During this pandemic there have been a lot of ‘crisis contracts’ offered to experienced (and brand new) travel nurses, as well as other healthcare providers. A travel nurse crisis contract is a travel nursing assignment that is in an area that is desperate for nurses due to unforeseen circumstances like an overwhelming number of coronavirus patients needing hospitalization). These contracts usually pay well above the average travel nursing salary and are taken on very short notice.
Coronavirus is having a huge impact on every single state in the U.S.. Places like El Paso, TX, Wisconsin, The Dakotas, Iowa, Minnesota, and Colorado are watching their numbers exponentially increase- and so have the travel nurse rates. Vivian had COVID travel contracts posted with average pay packages $3500-$4600 per week throughout the Fall of 2020. Most of those contracts were requiring 48 hours. There were even a few 60 hours contracts offering over $7000 per week!
What is the Difference Between a Crisis Contract and a “Regular” Contract?
There tends to be several key differences between the two types of travel nursing contracts:
Length of contract– Traditional travel nursing contracts have always been 13 weeks. In the past, nurses could occasionally find shorter contracts, but it was mostly strike work that lasted less than 2 weeks. The COVID crisis has brought us four, six, and eight week contracts. One company is even offering two week (but 12 shifts!) contracts. This is a nice option for those who don’t want to be away from home for three months at a time.
Pay– Pay for these contracts is pretty closed to topped out. “Regular” travel nurse contracts usually have a taxable hourly wage around $20 per hour, and the blended rate (including the stipends) is around $50-$70 per hour. For the crisis contracts, the stipends are topped out, so agencies are showing increased taxable hourly rates. You may see a taxable hourly wage up to $40 per hour, and a blended rate closer to $90 per hour, including the stipends. For contracts that provide a rental car and hotel, expect the wages to be almost fully taxed, minus a small per diem (no housing stipends are given because they are providing accommodations).
For example- if a contract offers $4500 for 48 hours and provides a hotel + car- nurses will probably take home around $3300, depending on the state that they are paying taxes in. Conversely- if the contract offers $4500 and part of that money is tax-free stipends instead of provided hotel/rental car- the take home pay will be more, but the travel nurse is responsible for finding their own housing and transportation.
Weekly hourly commitment– Many of the high paying crisis contracts are requiring more than 36 hours per week of work time. The majority of the travel nurse crisis contracts are requiring 48 hours per week, and some are even asking for 60 hours per week. Keep that in mind when you are browsing contracts- the gross salaries listed include the overtime rate. One agency (one of the highest paying) is requiring 6 days on, followed by 1 off- for two weeks or more.

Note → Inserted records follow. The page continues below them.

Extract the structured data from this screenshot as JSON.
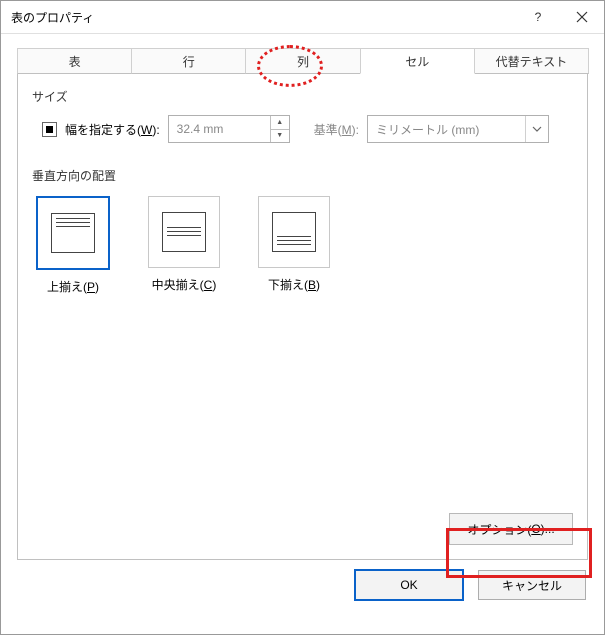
{
  "window": {
    "title": "表のプロパティ"
  },
  "tabs": {
    "items": [
      "表",
      "行",
      "列",
      "セル",
      "代替テキスト"
    ],
    "activeIndex": 3
  },
  "size": {
    "section_label": "サイズ",
    "width_checkbox_label_prefix": "幅を指定する(",
    "width_checkbox_key": "W",
    "width_checkbox_label_suffix": "):",
    "width_value": "32.4 mm",
    "unit_label_prefix": "基準(",
    "unit_key": "M",
    "unit_label_suffix": "):",
    "unit_value": "ミリメートル (mm)"
  },
  "valign": {
    "section_label": "垂直方向の配置",
    "options": [
      {
        "label_prefix": "上揃え(",
        "key": "P",
        "label_suffix": ")"
      },
      {
        "label_prefix": "中央揃え(",
        "key": "C",
        "label_suffix": ")"
      },
      {
        "label_prefix": "下揃え(",
        "key": "B",
        "label_suffix": ")"
      }
    ],
    "selectedIndex": 0
  },
  "options_button": {
    "label_prefix": "オプション(",
    "key": "O",
    "label_suffix": ")..."
  },
  "footer": {
    "ok": "OK",
    "cancel": "キャンセル"
  }
}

If you choose to take a contract with an OT commitment, mentally prepare yourself and make sure you are taking care of YOU on your days off!
Expectations– Chances are, the hospital is paying big money to hire travelers because they are overwhelmed by the number of patients requiring care. As a COVID crisis traveler you are expected to be super-flexible in scheduling and floating to other units. You are there to take care of COVID patients, and that may be the only type of patient you will have contact with. When you arrive at these facilities, try to keep a positive attitude and remember you are there to help them. The staff are probably already very stressed, and travel nurses that are making twice what they are and still complaining aren’t received very well. ICU nurses during this crisis usually stay in their units unless there is a major shift in census or acuity.
Why do Crisis Contracts Pay so Much?
But, why are these travel nurse contracts paying so much money? What is so special about those high pay contracts? Aside from the stress of working so many shifts in a row, these nurses are often being asked to fly to the location without knowing what facility or shift they will be working. In addition to THAT, once they get on site, I’ve heard reports of ICU ratios being 1:3-5 and med-surg ratios up to 12 patients. And the nurses are in PPE 90% of the time.
So, is the money warranted? Yes, of course. I will never say nurses don’t deserve every dime they get. We all deserve the maximum amount of money we can make, especially entering an environment that fees like a war zone. But, that is not anywhere near the historical average travel RN salary. Strike contracts do not even pay that much. I am thrilled that nurses are finally making what they deserve.
But for now, take advantage of the high-paying travel nurse jobs in addition to getting the chance to help out a community in need. Protect yourself, and thank you to all of the nurses out there helping care for the coronavirus patients.